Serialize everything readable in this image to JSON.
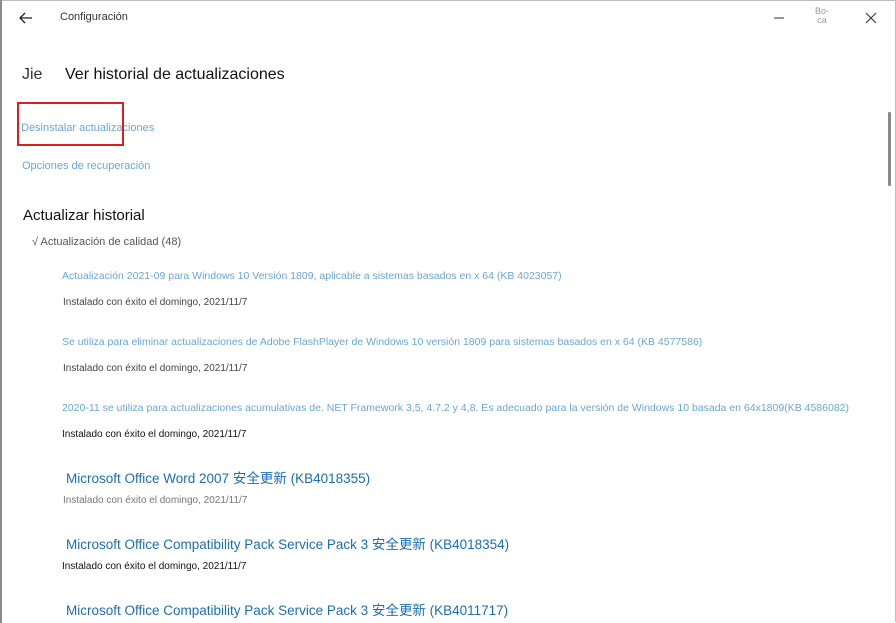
{
  "window": {
    "title": "Configuración",
    "max_label": "Bo-ca"
  },
  "page": {
    "prefix": "Jie",
    "title": "Ver historial de actualizaciones"
  },
  "links": {
    "uninstall": "Desinstalar actualizaciones",
    "recovery": "Opciones de recuperación"
  },
  "history": {
    "section_title": "Actualizar historial",
    "group_label": "√ Actualización de calidad (48)",
    "items": [
      {
        "name": "Actualización 2021-09 para Windows 10 Versión 1809, aplicable a sistemas basados en x 64 (KB 4023057)",
        "status": "Instalado con éxito el domingo, 2021/11/7"
      },
      {
        "name": "Se utiliza para eliminar actualizaciones de Adobe FlashPlayer de Windows 10 versión 1809 para sistemas basados en x 64 (KB 4577586)",
        "status": "Instalado con éxito el domingo, 2021/11/7"
      },
      {
        "name": "2020-11 se utiliza para actualizaciones acumulativas de. NET Framework 3,5, 4.7.2 y 4,8. Es adecuado para la versión de Windows 10 basada en 64x1809(KB 4586082)",
        "status": "Instalado con éxito el domingo, 2021/11/7"
      },
      {
        "name": "Microsoft Office Word 2007 安全更新 (KB4018355)",
        "status": "Instalado con éxito el domingo, 2021/11/7"
      },
      {
        "name": "Microsoft Office Compatibility Pack Service Pack 3 安全更新 (KB4018354)",
        "status": "Instalado con éxito el domingo, 2021/11/7"
      },
      {
        "name": "Microsoft Office Compatibility Pack Service Pack 3 安全更新 (KB4011717)"
      }
    ]
  }
}
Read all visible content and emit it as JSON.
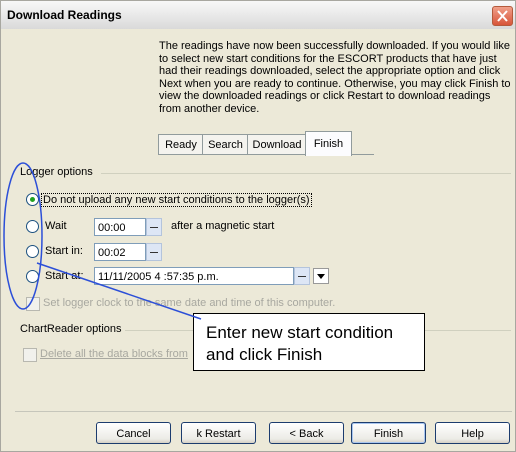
{
  "window": {
    "title": "Download Readings"
  },
  "intro_text": "The readings have now been successfully downloaded. If you would like to select new start conditions for the ESCORT products that have just had their readings downloaded, select the appropriate option and click Next when you are ready to continue. Otherwise, you may click Finish to view the downloaded readings or click Restart to download readings from another device.",
  "tabs": [
    {
      "label": "Ready",
      "active": false
    },
    {
      "label": "Search",
      "active": false
    },
    {
      "label": "Download",
      "active": false
    },
    {
      "label": "Finish",
      "active": true
    }
  ],
  "logger_options": {
    "header": "Logger options",
    "no_upload": {
      "label": "Do not upload any new start conditions to the logger(s)",
      "checked": true
    },
    "wait": {
      "label": "Wait",
      "value": "00:00",
      "suffix": "after a magnetic start"
    },
    "start_in": {
      "label": "Start in:",
      "value": "00:02"
    },
    "start_at": {
      "label": "Start at:",
      "value": "11/11/2005  4 :57:35 p.m."
    },
    "set_clock": {
      "label": "Set logger clock to the same date and time of this computer."
    }
  },
  "chartreader": {
    "header": "ChartReader options",
    "delete_blocks": {
      "label": "Delete all the data blocks from"
    }
  },
  "buttons": {
    "cancel": "Cancel",
    "restart": "k Restart",
    "back": "< Back",
    "finish": "Finish",
    "help": "Help"
  },
  "callout": {
    "line1": "Enter new start condition",
    "line2": "and click Finish"
  },
  "colors": {
    "annotation_blue": "#2c4fd8",
    "radio_dot": "#21a121"
  }
}
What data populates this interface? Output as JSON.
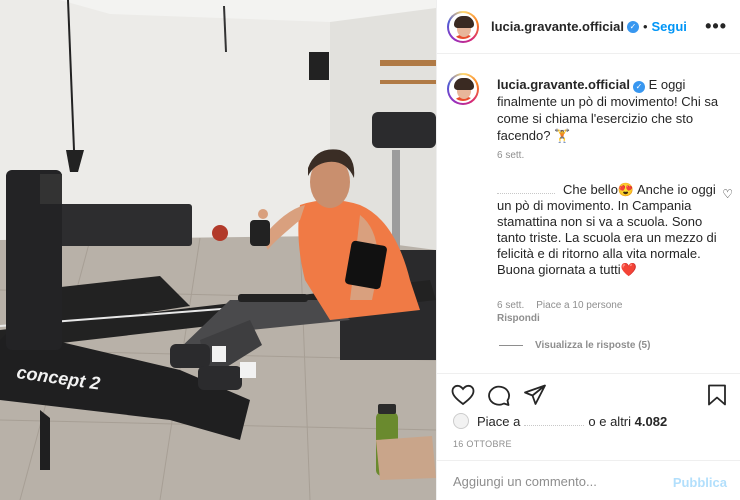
{
  "post": {
    "username": "lucia.gravante.official",
    "follow_label": "Segui",
    "dot": "•",
    "more": "•••"
  },
  "photo": {
    "rower_brand": "concept 2"
  },
  "caption": {
    "username": "lucia.gravante.official",
    "text": "E oggi finalmente un pò di movimento! Chi sa come si chiama l'esercizio che sto facendo? 🏋️",
    "time": "6 sett."
  },
  "comment": {
    "text": "Che bello😍 Anche io oggi un pò di movimento. In Campania stamattina non si va a scuola. Sono tanto triste. La scuola era un mezzo di felicità e di ritorno alla vita normale. Buona giornata a tutti❤️",
    "time": "6 sett.",
    "likes": "Piace a 10 persone",
    "reply": "Rispondi",
    "view_replies": "Visualizza le risposte (5)"
  },
  "likes": {
    "prefix": "Piace a",
    "suffix_letter": "o",
    "and": "e altri",
    "count": "4.082"
  },
  "date": "16 OTTOBRE",
  "add_comment": {
    "placeholder": "Aggiungi un commento...",
    "publish": "Pubblica"
  }
}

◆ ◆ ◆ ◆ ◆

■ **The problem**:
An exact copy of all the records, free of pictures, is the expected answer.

■ **Solution to this task**:
Serialize everything readable in this image to JSON.
{
  "window": {
    "title": "Configuración",
    "max_label": "Bo-ca"
  },
  "page": {
    "prefix": "Jie",
    "title": "Ver historial de actualizaciones"
  },
  "links": {
    "uninstall": "Desinstalar actualizaciones",
    "recovery": "Opciones de recuperación"
  },
  "history": {
    "section_title": "Actualizar historial",
    "group_label": "√ Actualización de calidad (48)",
    "items": [
      {
        "name": "Actualización 2021-09 para Windows 10 Versión 1809, aplicable a sistemas basados en x 64 (KB 4023057)",
        "status": "Instalado con éxito el domingo, 2021/11/7"
      },
      {
        "name": "Se utiliza para eliminar actualizaciones de Adobe FlashPlayer de Windows 10 versión 1809 para sistemas basados en x 64 (KB 4577586)",
        "status": "Instalado con éxito el domingo, 2021/11/7"
      },
      {
        "name": "2020-11 se utiliza para actualizaciones acumulativas de. NET Framework 3,5, 4.7.2 y 4,8. Es adecuado para la versión de Windows 10 basada en 64x1809(KB 4586082)",
        "status": "Instalado con éxito el domingo, 2021/11/7"
      },
      {
        "name": "Microsoft Office Word 2007 安全更新 (KB4018355)",
        "status": "Instalado con éxito el domingo, 2021/11/7"
      },
      {
        "name": "Microsoft Office Compatibility Pack Service Pack 3 安全更新 (KB4018354)",
        "status": "Instalado con éxito el domingo, 2021/11/7"
      },
      {
        "name": "Microsoft Office Compatibility Pack Service Pack 3 安全更新 (KB4011717)"
      }
    ]
  }
}
Read all visible content and emit it as JSON.
{
  "window": {
    "title": "Download Readings"
  },
  "intro_text": "The readings have now been successfully downloaded. If you would like to select new start conditions for the ESCORT products that have just had their readings downloaded, select the appropriate option and click Next when you are ready to continue. Otherwise, you may click Finish to view the downloaded readings or click Restart to download readings from another device.",
  "tabs": [
    {
      "label": "Ready",
      "active": false
    },
    {
      "label": "Search",
      "active": false
    },
    {
      "label": "Download",
      "active": false
    },
    {
      "label": "Finish",
      "active": true
    }
  ],
  "logger_options": {
    "header": "Logger options",
    "no_upload": {
      "label": "Do not upload any new start conditions to the logger(s)",
      "checked": true
    },
    "wait": {
      "label": "Wait",
      "value": "00:00",
      "suffix": "after a magnetic start"
    },
    "start_in": {
      "label": "Start in:",
      "value": "00:02"
    },
    "start_at": {
      "label": "Start at:",
      "value": "11/11/2005  4 :57:35 p.m."
    },
    "set_clock": {
      "label": "Set logger clock to the same date and time of this computer."
    }
  },
  "chartreader": {
    "header": "ChartReader options",
    "delete_blocks": {
      "label": "Delete all the data blocks from"
    }
  },
  "buttons": {
    "cancel": "Cancel",
    "restart": "k Restart",
    "back": "< Back",
    "finish": "Finish",
    "help": "Help"
  },
  "callout": {
    "line1": "Enter new start condition",
    "line2": "and click Finish"
  },
  "colors": {
    "annotation_blue": "#2c4fd8",
    "radio_dot": "#21a121"
  }
}
What data populates this interface? Output as JSON.
{
  "post": {
    "username": "lucia.gravante.official",
    "follow_label": "Segui",
    "dot": "•",
    "more": "•••"
  },
  "photo": {
    "rower_brand": "concept 2"
  },
  "caption": {
    "username": "lucia.gravante.official",
    "text": "E oggi finalmente un pò di movimento! Chi sa come si chiama l'esercizio che sto facendo? 🏋️",
    "time": "6 sett."
  },
  "comment": {
    "text": "Che bello😍 Anche io oggi un pò di movimento. In Campania stamattina non si va a scuola. Sono tanto triste. La scuola era un mezzo di felicità e di ritorno alla vita normale. Buona giornata a tutti❤️",
    "time": "6 sett.",
    "likes": "Piace a 10 persone",
    "reply": "Rispondi",
    "view_replies": "Visualizza le risposte (5)"
  },
  "likes": {
    "prefix": "Piace a",
    "suffix_letter": "o",
    "and": "e altri",
    "count": "4.082"
  },
  "date": "16 OTTOBRE",
  "add_comment": {
    "placeholder": "Aggiungi un commento...",
    "publish": "Pubblica"
  }
}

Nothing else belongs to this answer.